It didn't happen to my 91-old-mom either.  She was very shy.  She is kind of invisible now that she's in the afterlife. Does that count?

Maybe it doesn't happen to me because I just go up and start talking to people about whatever is on my mind, like my dad did.  However, I'm not rude to those in front of me.  I wait my turn and in the meantime talk to the person next to  me.  They are probably bored standing in line too.  Some years ago my husband and I moved from an urban environment to a rural one, so we could write in peace.  Are people nicer here?  They were, but that's changing as more urbanites move in and bring their bad manners.  One difference as I see it is that there are less people here.  In scientific studies when rats were overcrowded, they became cannablistic.  So we are in a society of cannablistic rats. 

People need to be taught manners again.  In school first period, kids need to have a class in manners, all 12 years.  Most cell phones need to be recyled into something useful.  Children do not need them. Some of the bad manners have developed because a person never has to see the person they are flipping off.  It becomes ingrained, and this behavior then is taken into the face-to-face world.  Oh, bother.  I'd rather talk to Winnie the Pooh.

I'd rather be alone than around someone who treats me badly anyway, and I can buy a lot of things online where I don't have to talk to rude people.

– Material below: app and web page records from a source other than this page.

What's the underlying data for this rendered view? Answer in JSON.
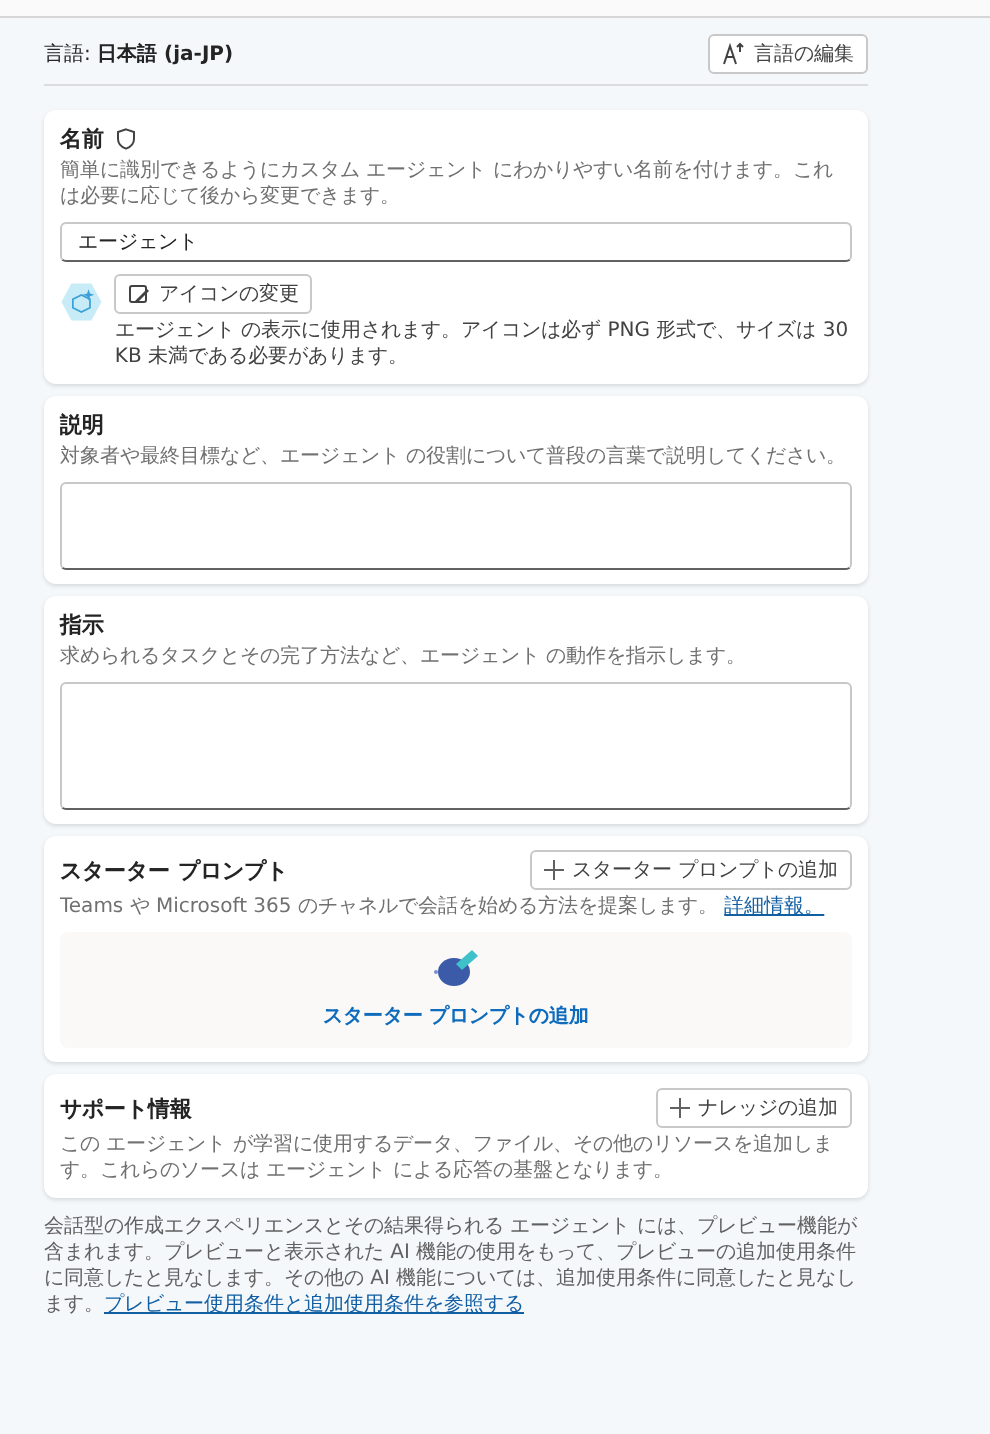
{
  "language": {
    "label": "言語: **日本語 (ja-JP)**",
    "edit_button": "言語の編集"
  },
  "name_section": {
    "title": "名前",
    "description": "簡単に識別できるようにカスタム エージェント にわかりやすい名前を付けます。これは必要に応じて後から変更できます。",
    "value": "エージェント",
    "change_icon_button": "アイコンの変更",
    "icon_note": "エージェント の表示に使用されます。アイコンは必ず PNG 形式で、サイズは 30 KB 未満である必要があります。"
  },
  "text_sections": [
    {
      "title": "説明",
      "description": "対象者や最終目標など、エージェント の役割について普段の言葉で説明してください。"
    },
    {
      "title": "指示",
      "description": "求められるタスクとその完了方法など、エージェント の動作を指示します。"
    }
  ],
  "starter_prompts": {
    "title": "スターター プロンプト",
    "add_button": "スターター プロンプトの追加",
    "description": "Teams や Microsoft 365 のチャネルで会話を始める方法を提案します。",
    "link": "詳細情報。",
    "empty_action": "スターター プロンプトの追加"
  },
  "knowledge": {
    "title": "サポート情報",
    "add_button": "ナレッジの追加",
    "description": "この エージェント が学習に使用するデータ、ファイル、その他のリソースを追加します。これらのソースは エージェント による応答の基盤となります。"
  },
  "footer": {
    "text": "会話型の作成エクスペリエンスとその結果得られる エージェント には、プレビュー機能が含まれます。プレビューと表示された AI 機能の使用をもって、プレビューの追加使用条件に同意したと見なします。その他の AI 機能については、追加使用条件に同意したと見なします。",
    "link": "プレビュー使用条件と追加使用条件を参照する"
  }
}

The one place I've experienced mistreatment that is sort of similar is the doctors' offices.  The little girls with MDs beside their names are sometimes arrogant.  But it isn't just to me, it's to everyone.  It appeared to be insecurity on their parts.  Maybe one day they will grow up.  No matter, I never make a repeat appointment with a rude doctor.